BEGIN Data for analysis
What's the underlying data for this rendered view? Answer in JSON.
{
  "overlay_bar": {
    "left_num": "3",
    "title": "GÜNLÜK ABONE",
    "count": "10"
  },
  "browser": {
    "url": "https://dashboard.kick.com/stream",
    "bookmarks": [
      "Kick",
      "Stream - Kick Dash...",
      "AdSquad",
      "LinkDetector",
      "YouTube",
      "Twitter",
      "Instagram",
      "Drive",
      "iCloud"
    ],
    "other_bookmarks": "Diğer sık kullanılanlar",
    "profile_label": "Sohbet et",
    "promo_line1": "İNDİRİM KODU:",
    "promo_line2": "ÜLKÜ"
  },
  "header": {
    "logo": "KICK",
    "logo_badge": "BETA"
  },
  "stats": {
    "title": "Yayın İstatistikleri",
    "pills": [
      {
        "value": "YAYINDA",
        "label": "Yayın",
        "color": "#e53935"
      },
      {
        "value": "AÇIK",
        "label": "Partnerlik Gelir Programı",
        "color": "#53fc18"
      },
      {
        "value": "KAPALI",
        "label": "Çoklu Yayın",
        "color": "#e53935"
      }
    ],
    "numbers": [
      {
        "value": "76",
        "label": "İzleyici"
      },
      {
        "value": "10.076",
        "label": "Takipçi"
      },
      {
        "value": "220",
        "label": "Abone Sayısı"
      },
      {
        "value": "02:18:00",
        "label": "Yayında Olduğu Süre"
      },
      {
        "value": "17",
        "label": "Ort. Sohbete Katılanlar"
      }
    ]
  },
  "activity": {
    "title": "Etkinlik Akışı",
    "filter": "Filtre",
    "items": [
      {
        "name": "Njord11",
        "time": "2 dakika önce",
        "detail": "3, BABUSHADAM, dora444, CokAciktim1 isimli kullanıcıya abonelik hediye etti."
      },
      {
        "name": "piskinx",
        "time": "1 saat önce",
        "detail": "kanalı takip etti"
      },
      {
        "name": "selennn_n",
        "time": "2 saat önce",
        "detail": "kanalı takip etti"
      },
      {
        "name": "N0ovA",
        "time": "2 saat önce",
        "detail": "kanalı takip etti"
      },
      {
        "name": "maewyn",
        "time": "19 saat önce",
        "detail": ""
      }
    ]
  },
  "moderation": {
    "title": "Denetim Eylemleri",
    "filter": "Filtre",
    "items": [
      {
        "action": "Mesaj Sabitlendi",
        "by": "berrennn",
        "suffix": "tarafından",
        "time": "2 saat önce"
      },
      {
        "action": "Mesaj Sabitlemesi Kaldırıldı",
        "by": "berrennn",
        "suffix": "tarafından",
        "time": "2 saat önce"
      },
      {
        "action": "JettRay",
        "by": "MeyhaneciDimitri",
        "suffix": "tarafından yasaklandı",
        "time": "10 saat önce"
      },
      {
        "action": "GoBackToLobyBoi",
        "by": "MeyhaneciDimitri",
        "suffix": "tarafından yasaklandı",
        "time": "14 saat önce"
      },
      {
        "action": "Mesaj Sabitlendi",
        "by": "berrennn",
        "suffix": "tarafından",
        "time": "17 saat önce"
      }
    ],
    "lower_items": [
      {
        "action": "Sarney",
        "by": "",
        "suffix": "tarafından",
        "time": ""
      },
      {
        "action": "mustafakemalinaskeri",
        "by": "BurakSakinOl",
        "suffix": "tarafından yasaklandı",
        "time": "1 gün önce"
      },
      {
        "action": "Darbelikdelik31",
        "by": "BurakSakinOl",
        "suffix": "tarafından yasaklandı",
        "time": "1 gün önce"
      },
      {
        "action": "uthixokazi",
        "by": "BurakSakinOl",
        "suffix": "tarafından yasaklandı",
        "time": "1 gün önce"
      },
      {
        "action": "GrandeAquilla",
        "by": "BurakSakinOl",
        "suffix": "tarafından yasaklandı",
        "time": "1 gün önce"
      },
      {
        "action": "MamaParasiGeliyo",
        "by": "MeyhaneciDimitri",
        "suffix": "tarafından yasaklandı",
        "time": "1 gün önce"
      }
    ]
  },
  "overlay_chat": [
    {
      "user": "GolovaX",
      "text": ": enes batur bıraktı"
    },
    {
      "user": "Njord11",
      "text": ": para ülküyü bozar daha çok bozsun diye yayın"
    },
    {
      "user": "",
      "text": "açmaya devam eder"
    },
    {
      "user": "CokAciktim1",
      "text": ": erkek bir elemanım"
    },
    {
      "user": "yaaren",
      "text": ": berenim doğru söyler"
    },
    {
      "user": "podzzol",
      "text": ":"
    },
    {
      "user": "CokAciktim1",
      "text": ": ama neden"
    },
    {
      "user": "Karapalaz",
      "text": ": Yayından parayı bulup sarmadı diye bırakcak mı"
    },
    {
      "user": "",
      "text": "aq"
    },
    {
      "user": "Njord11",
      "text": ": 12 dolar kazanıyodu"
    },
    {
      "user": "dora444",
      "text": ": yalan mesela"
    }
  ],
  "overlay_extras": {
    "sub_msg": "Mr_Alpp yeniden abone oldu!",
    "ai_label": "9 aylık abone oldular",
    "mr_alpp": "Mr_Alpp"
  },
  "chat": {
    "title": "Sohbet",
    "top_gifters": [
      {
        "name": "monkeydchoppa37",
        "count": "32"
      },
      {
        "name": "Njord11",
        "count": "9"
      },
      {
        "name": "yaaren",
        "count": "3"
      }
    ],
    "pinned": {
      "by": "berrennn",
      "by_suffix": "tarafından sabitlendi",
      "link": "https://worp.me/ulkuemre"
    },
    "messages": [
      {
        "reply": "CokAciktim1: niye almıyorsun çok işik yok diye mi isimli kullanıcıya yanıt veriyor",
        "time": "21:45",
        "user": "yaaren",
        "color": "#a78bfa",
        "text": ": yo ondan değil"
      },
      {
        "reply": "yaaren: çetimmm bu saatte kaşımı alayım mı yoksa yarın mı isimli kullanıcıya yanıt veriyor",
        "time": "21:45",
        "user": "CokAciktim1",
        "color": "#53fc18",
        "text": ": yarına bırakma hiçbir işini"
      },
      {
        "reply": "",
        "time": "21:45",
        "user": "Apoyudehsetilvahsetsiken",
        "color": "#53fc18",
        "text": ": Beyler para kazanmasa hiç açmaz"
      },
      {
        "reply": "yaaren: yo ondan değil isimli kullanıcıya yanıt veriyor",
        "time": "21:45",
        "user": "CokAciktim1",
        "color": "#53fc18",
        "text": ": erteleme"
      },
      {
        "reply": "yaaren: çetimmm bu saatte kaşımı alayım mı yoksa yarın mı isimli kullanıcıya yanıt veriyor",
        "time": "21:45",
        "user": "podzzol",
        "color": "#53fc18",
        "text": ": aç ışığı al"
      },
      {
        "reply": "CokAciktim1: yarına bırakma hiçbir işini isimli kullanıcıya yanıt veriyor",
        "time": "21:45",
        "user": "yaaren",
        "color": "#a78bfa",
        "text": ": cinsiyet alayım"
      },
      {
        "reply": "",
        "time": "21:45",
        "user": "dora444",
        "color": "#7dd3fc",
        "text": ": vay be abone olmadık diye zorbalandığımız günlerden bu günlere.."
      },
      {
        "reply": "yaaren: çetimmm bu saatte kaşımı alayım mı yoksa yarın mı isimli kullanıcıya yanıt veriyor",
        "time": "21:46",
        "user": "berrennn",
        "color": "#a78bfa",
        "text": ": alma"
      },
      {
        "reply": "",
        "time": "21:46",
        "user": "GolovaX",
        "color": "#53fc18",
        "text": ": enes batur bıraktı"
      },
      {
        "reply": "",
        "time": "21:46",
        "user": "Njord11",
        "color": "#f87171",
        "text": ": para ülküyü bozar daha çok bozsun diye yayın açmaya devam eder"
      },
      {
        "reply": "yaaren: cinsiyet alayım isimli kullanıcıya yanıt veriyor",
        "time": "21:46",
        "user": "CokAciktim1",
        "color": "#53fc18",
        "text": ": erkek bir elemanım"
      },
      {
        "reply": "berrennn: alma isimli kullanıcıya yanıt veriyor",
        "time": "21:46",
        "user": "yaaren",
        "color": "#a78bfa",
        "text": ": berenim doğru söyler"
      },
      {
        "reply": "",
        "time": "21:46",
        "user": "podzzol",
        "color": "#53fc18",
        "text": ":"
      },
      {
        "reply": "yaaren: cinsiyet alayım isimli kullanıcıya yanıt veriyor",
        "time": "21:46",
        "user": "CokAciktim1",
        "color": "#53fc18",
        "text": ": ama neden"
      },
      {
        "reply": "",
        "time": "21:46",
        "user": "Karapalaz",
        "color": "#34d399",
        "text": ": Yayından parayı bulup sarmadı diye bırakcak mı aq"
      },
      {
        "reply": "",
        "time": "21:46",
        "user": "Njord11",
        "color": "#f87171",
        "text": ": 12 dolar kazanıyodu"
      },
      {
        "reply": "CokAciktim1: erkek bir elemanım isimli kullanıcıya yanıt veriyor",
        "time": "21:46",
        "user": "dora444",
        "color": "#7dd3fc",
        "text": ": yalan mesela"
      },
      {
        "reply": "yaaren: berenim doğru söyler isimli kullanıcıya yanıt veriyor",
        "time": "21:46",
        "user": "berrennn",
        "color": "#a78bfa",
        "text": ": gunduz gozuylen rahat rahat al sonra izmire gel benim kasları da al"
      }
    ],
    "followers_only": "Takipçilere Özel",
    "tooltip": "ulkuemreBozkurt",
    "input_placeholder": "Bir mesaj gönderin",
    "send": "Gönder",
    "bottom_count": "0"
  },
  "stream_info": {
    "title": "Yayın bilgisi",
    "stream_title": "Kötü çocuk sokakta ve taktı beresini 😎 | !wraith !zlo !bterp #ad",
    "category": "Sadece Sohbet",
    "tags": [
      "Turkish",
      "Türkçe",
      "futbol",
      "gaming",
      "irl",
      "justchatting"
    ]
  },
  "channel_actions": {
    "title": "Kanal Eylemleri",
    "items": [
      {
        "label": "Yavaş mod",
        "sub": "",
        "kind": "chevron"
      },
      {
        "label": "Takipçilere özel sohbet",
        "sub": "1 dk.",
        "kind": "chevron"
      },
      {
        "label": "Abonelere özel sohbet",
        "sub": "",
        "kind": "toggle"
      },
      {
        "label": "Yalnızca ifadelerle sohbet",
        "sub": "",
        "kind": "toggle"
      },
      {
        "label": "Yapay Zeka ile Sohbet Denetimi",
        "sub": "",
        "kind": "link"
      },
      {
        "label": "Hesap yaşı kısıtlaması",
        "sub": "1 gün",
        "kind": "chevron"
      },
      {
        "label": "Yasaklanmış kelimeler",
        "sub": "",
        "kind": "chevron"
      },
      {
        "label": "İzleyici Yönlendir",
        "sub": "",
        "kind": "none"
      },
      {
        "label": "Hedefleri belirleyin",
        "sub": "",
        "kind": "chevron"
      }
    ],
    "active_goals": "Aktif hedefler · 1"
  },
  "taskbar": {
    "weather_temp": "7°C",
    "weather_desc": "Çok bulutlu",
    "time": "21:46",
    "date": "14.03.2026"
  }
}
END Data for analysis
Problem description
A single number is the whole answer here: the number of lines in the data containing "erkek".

Task answer
3